START GIVEN ENTRIES

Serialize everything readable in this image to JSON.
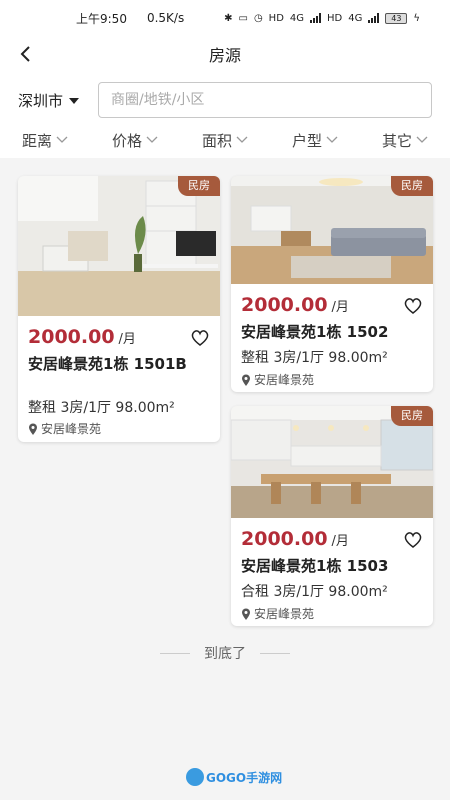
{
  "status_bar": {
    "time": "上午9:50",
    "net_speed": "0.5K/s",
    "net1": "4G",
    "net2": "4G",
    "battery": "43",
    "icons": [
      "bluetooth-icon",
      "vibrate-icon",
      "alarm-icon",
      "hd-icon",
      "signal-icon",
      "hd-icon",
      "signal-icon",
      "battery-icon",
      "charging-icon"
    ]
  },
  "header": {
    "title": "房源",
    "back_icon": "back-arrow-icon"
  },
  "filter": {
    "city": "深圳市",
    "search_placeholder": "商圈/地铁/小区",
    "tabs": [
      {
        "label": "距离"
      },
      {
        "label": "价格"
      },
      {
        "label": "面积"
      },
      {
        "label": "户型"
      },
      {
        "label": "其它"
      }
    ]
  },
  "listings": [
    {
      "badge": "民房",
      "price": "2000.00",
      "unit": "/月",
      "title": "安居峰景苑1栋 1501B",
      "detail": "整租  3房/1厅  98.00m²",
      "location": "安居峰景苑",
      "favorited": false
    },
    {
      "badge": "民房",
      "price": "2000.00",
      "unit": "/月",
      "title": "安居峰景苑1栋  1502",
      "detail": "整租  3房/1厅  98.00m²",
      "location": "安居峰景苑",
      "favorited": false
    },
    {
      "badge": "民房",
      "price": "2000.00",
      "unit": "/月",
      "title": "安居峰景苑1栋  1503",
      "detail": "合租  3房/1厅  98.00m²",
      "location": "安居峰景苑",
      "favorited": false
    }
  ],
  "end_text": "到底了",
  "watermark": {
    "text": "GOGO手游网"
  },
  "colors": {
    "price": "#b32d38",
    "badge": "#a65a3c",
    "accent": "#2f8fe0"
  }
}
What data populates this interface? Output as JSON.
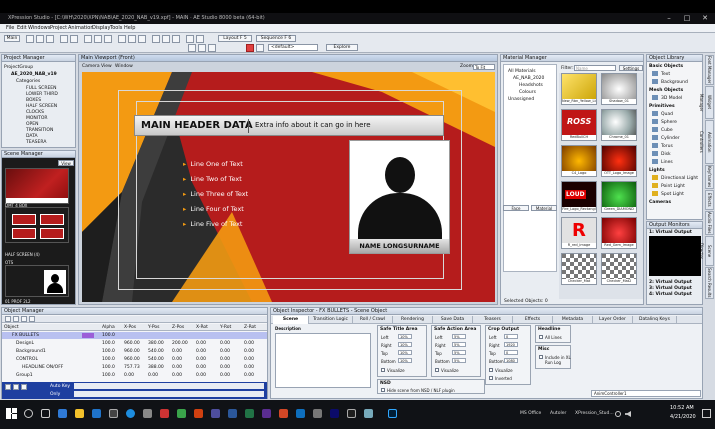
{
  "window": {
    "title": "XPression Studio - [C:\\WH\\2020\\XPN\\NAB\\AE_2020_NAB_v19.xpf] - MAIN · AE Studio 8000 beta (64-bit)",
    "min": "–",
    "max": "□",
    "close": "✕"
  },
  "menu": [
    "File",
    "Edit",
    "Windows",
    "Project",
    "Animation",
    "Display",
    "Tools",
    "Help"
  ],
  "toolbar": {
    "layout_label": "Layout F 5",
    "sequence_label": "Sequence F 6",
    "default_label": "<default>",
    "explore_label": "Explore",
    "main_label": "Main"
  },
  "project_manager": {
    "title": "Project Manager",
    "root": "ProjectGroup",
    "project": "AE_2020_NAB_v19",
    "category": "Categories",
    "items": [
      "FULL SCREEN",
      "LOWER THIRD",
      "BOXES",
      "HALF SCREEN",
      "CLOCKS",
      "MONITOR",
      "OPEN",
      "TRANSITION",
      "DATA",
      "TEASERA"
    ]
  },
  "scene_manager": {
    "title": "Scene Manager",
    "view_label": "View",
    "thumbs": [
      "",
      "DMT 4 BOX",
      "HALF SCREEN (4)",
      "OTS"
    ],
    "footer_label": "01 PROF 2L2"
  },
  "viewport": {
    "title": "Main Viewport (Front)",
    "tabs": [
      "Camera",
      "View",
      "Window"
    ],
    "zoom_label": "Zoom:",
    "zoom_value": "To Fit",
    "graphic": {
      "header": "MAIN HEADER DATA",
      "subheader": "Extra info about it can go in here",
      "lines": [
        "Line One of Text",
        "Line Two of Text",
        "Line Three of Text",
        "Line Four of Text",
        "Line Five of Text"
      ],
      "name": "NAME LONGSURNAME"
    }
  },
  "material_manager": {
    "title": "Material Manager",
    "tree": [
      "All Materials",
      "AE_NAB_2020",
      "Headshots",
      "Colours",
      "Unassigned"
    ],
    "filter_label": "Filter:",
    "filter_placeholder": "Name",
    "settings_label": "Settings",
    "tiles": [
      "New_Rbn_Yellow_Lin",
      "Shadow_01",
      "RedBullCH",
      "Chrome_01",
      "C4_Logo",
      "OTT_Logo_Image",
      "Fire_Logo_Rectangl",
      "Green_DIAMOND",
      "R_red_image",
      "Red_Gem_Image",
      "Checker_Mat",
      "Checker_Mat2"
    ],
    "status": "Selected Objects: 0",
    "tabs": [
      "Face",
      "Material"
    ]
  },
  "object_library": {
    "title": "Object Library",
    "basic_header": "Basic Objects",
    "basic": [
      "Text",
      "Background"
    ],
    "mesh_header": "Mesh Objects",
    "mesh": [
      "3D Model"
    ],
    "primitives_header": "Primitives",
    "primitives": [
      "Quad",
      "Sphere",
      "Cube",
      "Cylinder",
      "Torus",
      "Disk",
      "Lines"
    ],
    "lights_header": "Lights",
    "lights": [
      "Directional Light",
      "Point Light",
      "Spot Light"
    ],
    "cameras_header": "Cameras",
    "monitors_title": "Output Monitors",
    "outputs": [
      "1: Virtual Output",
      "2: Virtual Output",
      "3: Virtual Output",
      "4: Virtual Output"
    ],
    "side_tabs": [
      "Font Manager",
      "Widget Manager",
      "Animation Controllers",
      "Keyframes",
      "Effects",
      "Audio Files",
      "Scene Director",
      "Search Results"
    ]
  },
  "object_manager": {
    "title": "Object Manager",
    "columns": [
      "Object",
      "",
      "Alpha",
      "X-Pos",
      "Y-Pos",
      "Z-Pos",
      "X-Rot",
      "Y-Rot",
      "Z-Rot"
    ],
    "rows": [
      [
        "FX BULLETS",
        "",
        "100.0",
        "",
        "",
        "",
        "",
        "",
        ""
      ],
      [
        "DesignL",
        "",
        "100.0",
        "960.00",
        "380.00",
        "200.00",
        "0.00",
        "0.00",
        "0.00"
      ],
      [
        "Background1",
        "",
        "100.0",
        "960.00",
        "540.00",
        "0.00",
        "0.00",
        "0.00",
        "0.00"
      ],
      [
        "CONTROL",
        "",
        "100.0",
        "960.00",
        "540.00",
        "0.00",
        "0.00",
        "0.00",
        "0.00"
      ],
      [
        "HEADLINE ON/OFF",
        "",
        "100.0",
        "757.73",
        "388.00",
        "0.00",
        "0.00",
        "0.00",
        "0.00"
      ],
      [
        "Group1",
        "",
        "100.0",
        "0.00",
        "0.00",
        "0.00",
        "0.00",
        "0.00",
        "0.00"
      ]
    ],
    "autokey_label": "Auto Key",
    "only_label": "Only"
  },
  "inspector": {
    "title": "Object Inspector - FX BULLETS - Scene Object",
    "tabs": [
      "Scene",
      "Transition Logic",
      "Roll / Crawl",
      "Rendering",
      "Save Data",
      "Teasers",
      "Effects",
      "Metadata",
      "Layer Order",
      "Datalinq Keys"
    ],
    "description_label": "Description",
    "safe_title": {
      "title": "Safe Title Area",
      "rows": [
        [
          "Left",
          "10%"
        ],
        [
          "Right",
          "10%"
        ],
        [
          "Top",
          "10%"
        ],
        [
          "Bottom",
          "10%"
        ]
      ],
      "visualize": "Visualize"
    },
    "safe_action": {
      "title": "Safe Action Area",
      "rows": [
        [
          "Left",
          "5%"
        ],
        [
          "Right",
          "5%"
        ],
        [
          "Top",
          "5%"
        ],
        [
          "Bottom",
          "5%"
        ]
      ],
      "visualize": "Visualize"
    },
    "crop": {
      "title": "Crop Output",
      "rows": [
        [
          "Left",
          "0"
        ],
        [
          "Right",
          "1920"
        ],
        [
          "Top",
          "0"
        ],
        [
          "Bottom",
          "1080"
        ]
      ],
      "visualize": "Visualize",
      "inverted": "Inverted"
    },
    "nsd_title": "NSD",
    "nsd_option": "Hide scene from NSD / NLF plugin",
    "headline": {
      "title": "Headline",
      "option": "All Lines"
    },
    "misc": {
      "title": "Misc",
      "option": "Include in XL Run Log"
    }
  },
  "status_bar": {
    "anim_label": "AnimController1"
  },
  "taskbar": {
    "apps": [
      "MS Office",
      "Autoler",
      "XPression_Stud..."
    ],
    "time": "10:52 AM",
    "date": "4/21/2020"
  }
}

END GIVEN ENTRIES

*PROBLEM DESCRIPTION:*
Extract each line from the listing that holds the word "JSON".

*TASK RESULT:*
Serialize everything readable in this image to JSON.
What data populates this interface? Output as JSON.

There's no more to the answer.